I first encountered Nick Kosevich’s cocktails back in the days when he tended bar at Town Talk in south Minneapolis. (In fact, it was Kosevich’s Sidecar that inspired my first Cold Glass article in 2009.) His back bar was lined with dropper bottles and dashers, evidence of his fascination with tinctures, bitters and flavorings.

The original Town Talk is long gone, but Kosevich is still designing cocktails at another local tavern, Eat Street Social. He’s still designing bitters, too—cocktail lovers outside the Twin Cities may be more familiar with Kosevich and fellow Eat Street bartender Ira Koplowitz as the producers of Bittercube Bitters.

Speaking of which, I’m a Bittercube fan, so I got all wide-eyed on my first visit to Eat Street when I saw something called “Trinity Bitters” in the cocktail list. I was absolutely certain there is nothing by that name in Bittercube’s catalog, and inquired if this was something new.

It turns out that Trinity is a blend of three of Bittercube’s standard bitters. At the risk of sounding like a shill for Bittercube, I will guarantee this blend is an absolutely delicious addition to whiskey cocktails.

Trinity Bitters at Eat StreetHere’s the way Eat Street mixes it:

Trinity Bitters

  • 1 part Bittercube Orange Bitters
  • 1 part Bittercube Bolivar Bitters
  • 2 parts Bittercube Cherry Bark Vanilla Bitters

(Update: it seems I’m not the only one who thinks Trinity is a great bitters. Since I originally wrote this article, Bittercube has begun marketing pre-mixed Trinity bitters—no need to make your own any more.)

The Trinity flavor is initially dominated by the orange, then the bite of the cherry bark, then vanilla, then herbal and floral flavors my taste isn’t subtle enough to identify. If I were to compare it to, say, the traditional Angostura, I would say it is more citrusy (particularly orange peel, and maybe grapefruit), more floral, less herbal, and slightly less aggressive, less “barky,” overall.

Eat Street uses the Trinity mix primarily in their very popular “Of the Older Fashion,” which is their riff on the original Whiskey Old-Fashioned cocktail.

Of the Older Fashion Cocktail, photo © 2013 Douglas M. Ford. All rights reserved.
Of the Older Fashion Cocktail
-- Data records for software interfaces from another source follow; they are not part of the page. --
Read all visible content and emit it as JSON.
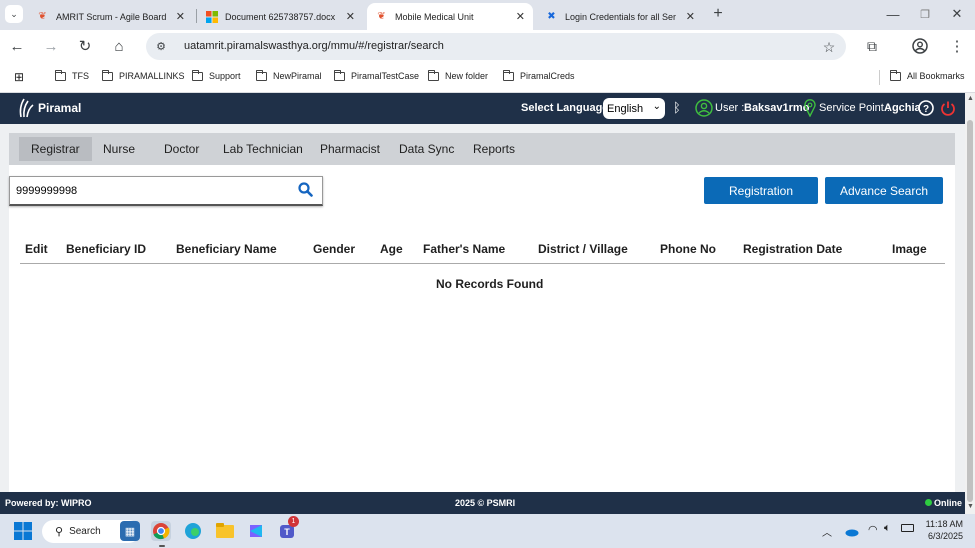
{
  "browser": {
    "tabs": [
      {
        "title": "AMRIT Scrum - Agile Board",
        "active": false
      },
      {
        "title": "Document 625738757.docx",
        "active": false
      },
      {
        "title": "Mobile Medical Unit",
        "active": true
      },
      {
        "title": "Login Credentials for all Ser",
        "active": false
      }
    ],
    "url": "uatamrit.piramalswasthya.org/mmu/#/registrar/search",
    "bookmarks": [
      "TFS",
      "PIRAMALLINKS",
      "Support",
      "NewPiramal",
      "PiramalTestCase",
      "New folder",
      "PiramalCreds"
    ],
    "all_bookmarks": "All Bookmarks"
  },
  "header": {
    "brand": "Piramal",
    "select_language_label": "Select Language:",
    "language": "English",
    "user_label": "User :",
    "user_name": "Baksav1rmo",
    "service_point_label": "Service Point :",
    "service_point": "Agchia"
  },
  "menu": [
    "Registrar",
    "Nurse",
    "Doctor",
    "Lab Technician",
    "Pharmacist",
    "Data Sync",
    "Reports"
  ],
  "search": {
    "value": "9999999998"
  },
  "buttons": {
    "registration": "Registration",
    "advance_search": "Advance Search"
  },
  "table": {
    "columns": [
      "Edit",
      "Beneficiary ID",
      "Beneficiary Name",
      "Gender",
      "Age",
      "Father's Name",
      "District / Village",
      "Phone No",
      "Registration Date",
      "Image"
    ],
    "empty_text": "No Records Found"
  },
  "footer": {
    "left": "Powered by: WIPRO",
    "center": "2025 © PSMRI",
    "status": "Online"
  },
  "taskbar": {
    "search": "Search",
    "time": "11:18 AM",
    "date": "6/3/2025",
    "teams_badge": "1"
  },
  "colors": {
    "header": "#1f3048",
    "primary_button": "#0b6ab7",
    "online": "#2ecc40"
  }
}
Their recipe has become my favorite:

Of the Older Fashion
Nick Kosevich, Eat Street Social, Minneapolis

  • 2 oz Old Weller Antique 107 bourbon
  • ¼ oz Muscovado syrup (Demerara)
  • 4–5 dashes Bittercube Trinity Bitters

Stir ingredients with ice until well chilled; strain into an Old Fashioned glass or rocks glass containing one large ice cube. Express and garnish with orange.

The Old Weller 107 is a brilliant choice for the Older Fashion; despite its elevated proof, it has a caramelly sweetness that blends very smoothly with the dark sugar and the bitters blend.

As Eat Street serves it, Of the Older Fashion has striking sweetness—not so sweet that I don’t want to drink it, but noticeably sweeter than I prefer when I’m making it at home. I’m thinking they may be using a richer syrup than my usual 1:1, or perhaps its something about their Muscovado compared to my Demerara syrup. If you make your cocktails with rich syrups, you may want to cut that quarter ounce back a bit in this drink.

Of the Older Fashioned Cocktail, photo © 2013 Douglas M. Ford. All rights reserved.As for the bitters, I’m blessed with a dasher bottle, so I can mix up little batches of the Trinity blend as needed. As it happens, the Bittercube bitters come in bottles with droppers, so you can easily substitute a full dropper of the Cherry Bark Vanilla and half a dropper each of the Orange and Bolivar. It’s a little more detail work, but it works just fine—and you can adjust the bitters blend to your own liking on the fly.

This combination is far and away the best Old-Fashioned I’ve had in a long time. So good, in fact, that I’m thinking I’ll set aside the traditional Mint Julep for tomorrow’s Kentucky Derby, and cheer my favorite pony with Of the Older Fashion in hand.